Yes and no. The problem is that many people still do not think of dropping their cigarette on the floor as dropping litter. In that sense they are invisible.
Sadly, they are very much a real and visible environmental problem for the planet as a whole, our animals and our waterways. They may be small, and therefore seem insignificant, but in bulk they are a big hazard and are wreaking havoc.
Litter may not always be at the forefront of people’s minds in our busy modern world, however statistics – and sometimes a quick glance at the area around you – show that we really do need to take action on this growing problem in the UK. Whilst it is suggested by Keep Britain Tidy that 57% of people in our country believe that litter is a problem in their area, it is people who cause the problem in the first place. And what a big problem it has become.
Many think of litter as unsightly and, at worst, a nuisance or perhaps a bit unhygienic. However, certain types of litter can actually be very dangerous, and can kill. Here we take a look at both sky lanterns and helium balloons and how they impact upon the environment when they fall back to Earth as litter.
Sky lanterns are still a relatively new item for celebrations in the UK, and are commonly released on New Year eve, and for weddings, birthdays, memorials and other similar occasions. Due to the novelty factor, the cheap availability, and simply the beautiful appearance of the lanterns in the night sky, these items are very popular. They can be written on with pen directly or sometimes sentimental notes are attached, depending on the occasion. Continue reading How Sky Lantern & Balloon Litter Can Kill
When you think about Mount Everest, I imagine the last thing that comes to mind is litter. Yet if you are wanting to climb Everest, you now have to collect 8 kilograms of litter and human waste whilst you’re up there, which can’t include your own.
Scaled for the first time ever in 1953 by Tenzing Norgay and Edmund Hillary, Mount Everest is still a very popular mountaineering destination; being the highest mountain on Earth at 29,035ft, it is the ultimate challenge for many climbers. Being a vast natural space, there are no bins or toilets on Everest beyond the base camp at 17,380ft, so it seems many on expeditions simply discard their rubbish and human waste on the mountain with little thought given to its impact on the local environment. Continue reading The Secret of Mount Everest’s Human Faeces Litter Problem
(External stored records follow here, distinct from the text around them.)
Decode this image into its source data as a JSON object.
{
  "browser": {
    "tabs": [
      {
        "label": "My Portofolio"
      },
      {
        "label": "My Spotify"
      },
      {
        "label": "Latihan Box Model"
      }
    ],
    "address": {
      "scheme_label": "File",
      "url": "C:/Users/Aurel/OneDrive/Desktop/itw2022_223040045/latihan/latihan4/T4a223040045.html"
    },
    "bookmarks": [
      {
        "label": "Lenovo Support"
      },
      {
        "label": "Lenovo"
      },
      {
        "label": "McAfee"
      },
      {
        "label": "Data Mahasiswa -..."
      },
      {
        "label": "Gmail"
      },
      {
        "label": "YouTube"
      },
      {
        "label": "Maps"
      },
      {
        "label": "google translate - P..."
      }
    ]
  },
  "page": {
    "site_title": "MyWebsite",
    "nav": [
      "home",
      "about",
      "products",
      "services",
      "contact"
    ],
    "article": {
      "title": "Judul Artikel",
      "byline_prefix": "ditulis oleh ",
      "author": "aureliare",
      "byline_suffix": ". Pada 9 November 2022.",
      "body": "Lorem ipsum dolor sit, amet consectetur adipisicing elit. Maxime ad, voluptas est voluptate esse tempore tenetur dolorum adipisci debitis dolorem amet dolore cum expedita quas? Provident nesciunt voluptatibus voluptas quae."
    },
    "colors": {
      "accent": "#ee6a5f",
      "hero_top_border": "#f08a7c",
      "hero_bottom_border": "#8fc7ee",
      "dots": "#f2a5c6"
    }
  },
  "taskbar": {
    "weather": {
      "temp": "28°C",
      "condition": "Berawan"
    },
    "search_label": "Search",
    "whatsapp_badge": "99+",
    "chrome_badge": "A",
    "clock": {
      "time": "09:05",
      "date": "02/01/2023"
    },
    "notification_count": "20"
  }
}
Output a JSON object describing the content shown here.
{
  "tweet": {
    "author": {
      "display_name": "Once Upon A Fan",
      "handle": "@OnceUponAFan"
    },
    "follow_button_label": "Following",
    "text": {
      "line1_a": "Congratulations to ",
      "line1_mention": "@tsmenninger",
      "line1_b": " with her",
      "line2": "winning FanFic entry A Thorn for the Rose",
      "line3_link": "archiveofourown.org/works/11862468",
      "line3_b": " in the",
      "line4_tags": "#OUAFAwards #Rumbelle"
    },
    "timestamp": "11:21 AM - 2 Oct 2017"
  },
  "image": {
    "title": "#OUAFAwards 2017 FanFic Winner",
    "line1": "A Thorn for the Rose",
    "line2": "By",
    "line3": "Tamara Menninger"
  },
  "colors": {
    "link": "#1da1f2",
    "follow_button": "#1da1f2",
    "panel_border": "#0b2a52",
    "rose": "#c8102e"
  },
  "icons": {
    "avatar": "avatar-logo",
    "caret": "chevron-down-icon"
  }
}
If you ever walk anywhere at all, you are probably aware that dog mess is an ongoing litter problem on our footpaths and green spaces in the UK. If you ever walk on popular hiking routes you have probably also noticed that even when dog owners are picking their dog’s mess up, there seems to be a trend of leaving the bagged mess in public rather than binning it or taking it home. Continue reading 5 Creative Council Campaigns to Tackle Dog Mess